Yesterday was the beginning of the spring semester fiction class at the Virginia Museum Studio School—and I was there! Why? I might say “Because I am a perennial student.” Depending on the dictionary, the definition of perennial is some form of lasting for an indefinitely long time: extending over several years, persistent, recurrent, etc. But that is a label, not a reason.
It’s practically a cliché that writing is a lone activity. I find classes add the social dimension to writing. I never met a boring writer! I meet interesting people with similar interests and (usually) similar world views. Thus there is the potential to develop friendships.
Classes stimulate me to write in new directions. Yes, I write when I’m not in class, but it tends to get habitual, not to mention sporadic.
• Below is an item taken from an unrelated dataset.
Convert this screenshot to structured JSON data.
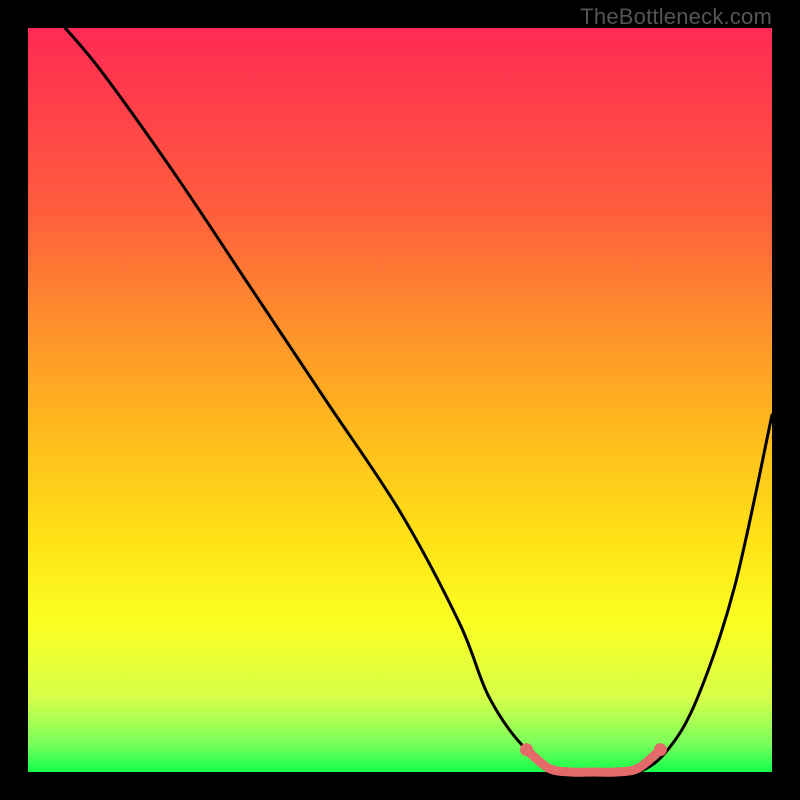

In the last few weeks I have had three stories accepted for publication in 2019.
“Culture of Complaint and Commiseration” will appear in Big Muddy, the literary journal of the Mississippi River Valley. It is a story of women bonding over the struggles they face.
“Rambling On About Uncle Leonard” will appear in Pretty Owl Poetry. This is a single sentence of 688 words that describes an old man and his context.
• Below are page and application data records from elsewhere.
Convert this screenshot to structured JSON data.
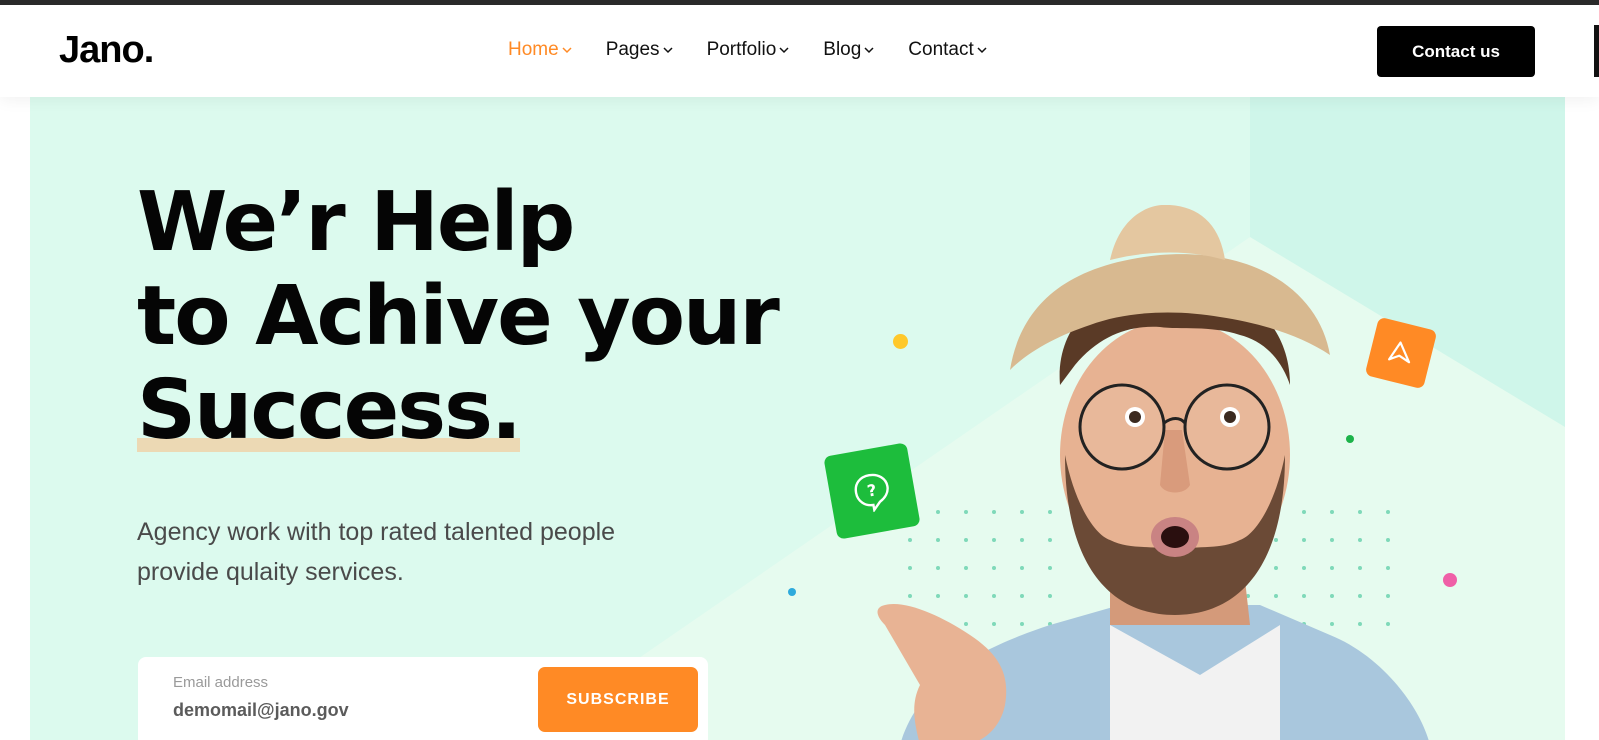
{
  "brand": {
    "logo": "Jano.",
    "accent": "#ff8a25",
    "dark": "#000000",
    "hero_bg": "#dcfaee"
  },
  "nav": {
    "items": [
      {
        "label": "Home",
        "active": true
      },
      {
        "label": "Pages",
        "active": false
      },
      {
        "label": "Portfolio",
        "active": false
      },
      {
        "label": "Blog",
        "active": false
      },
      {
        "label": "Contact",
        "active": false
      }
    ]
  },
  "header": {
    "cta_label": "Contact us"
  },
  "hero": {
    "headline_line1": "We’r Help",
    "headline_line2": "to Achive your",
    "headline_line3": "Success.",
    "subtext_line1": "Agency work with top rated talented people",
    "subtext_line2": "provide qulaity services."
  },
  "subscribe_form": {
    "label": "Email address",
    "value": "demomail@jano.gov",
    "button_label": "SUBSCRIBE"
  },
  "decor": {
    "icons": [
      "question-chat-icon",
      "paper-plane-icon"
    ],
    "colors": {
      "green_tile": "#1dbd3c",
      "orange_tile": "#ff8a25",
      "yellow_dot": "#ffc82a",
      "pink_dot": "#ef5fa7",
      "blue_dot": "#2eaadc",
      "green_dot": "#1cb34a"
    }
  }
}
“The Doll” will appear in SLAB. It borders on horror, beginning when a woman finds an empty baby stroller in the middle of the sidewalk, in the middle of winter, in the middle of the night.
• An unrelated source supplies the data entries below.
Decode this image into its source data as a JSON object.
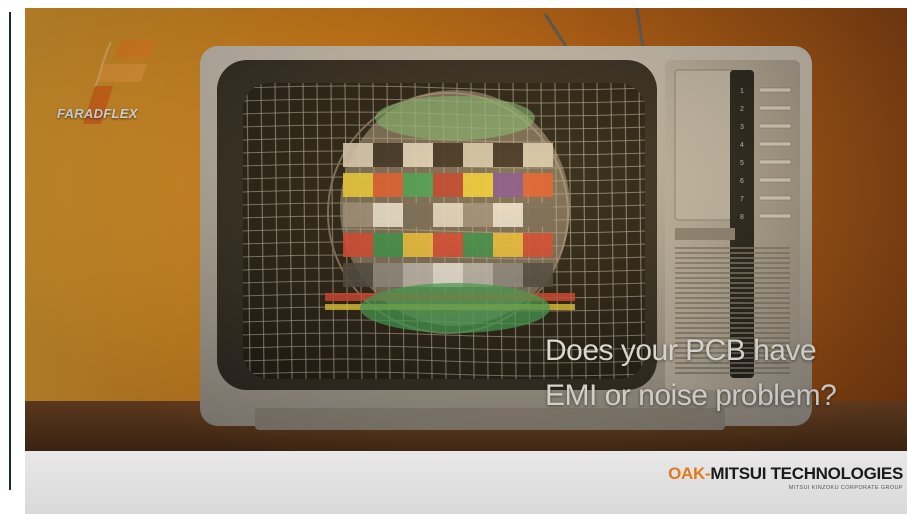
{
  "logo": {
    "text": "FARADFLEX",
    "icon": "faradflex-logo-icon"
  },
  "headline": {
    "line1": "Does your PCB have",
    "line2": "EMI or noise problem?"
  },
  "tv": {
    "channel_numbers": [
      "1",
      "2",
      "3",
      "4",
      "5",
      "6",
      "7",
      "8"
    ]
  },
  "footer": {
    "brand_prefix": "OAK-",
    "brand_rest": "MITSUI TECHNOLOGIES",
    "brand_sub": "MITSUI KINZOKU CORPORATE GROUP"
  },
  "colors": {
    "background_orange": "#d07a15",
    "brand_orange": "#e07a1d",
    "text_white": "#ffffff"
  }
}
Besides celebrating these acceptances, I mention them for two reasons: they are three very different pieces of writing, and each began with a prompt or assignment in a writing class.
Classes are structured to make me write regularly.The VMFA studio classes meet three hours per week for twelve weeks in the fall and twelve weeks in the spring, with shorter offerings in the summer. Tuition is a real bargain, when one looks at dollars per hour of instruction! Just saying.
My teacher of choice for the last two years has been Amy Ritchie Johnson. Her in-class timed writing and assignments are tied to the basics of the craft. All three of the forthcoming publications mentioned above started in her classes.
When I write regularly, I also submit regularly, at least six times per year. This leads to lots of rejections, but without submissions there are no acceptances.
Most of my life has been spent in classrooms, as a student and/or teacher.Classes are my natural environment, the one in which I thrive. Classmates and/or teachers praising my writing is extremely gratifying. Every time I get something published, it’s like an A on my report card or a star on my forehead. With more than 50 publications in literary journals and anthologies, my writing life is sufficiently star-studded to make me smile.
Of course I’m a perennial student! Join me!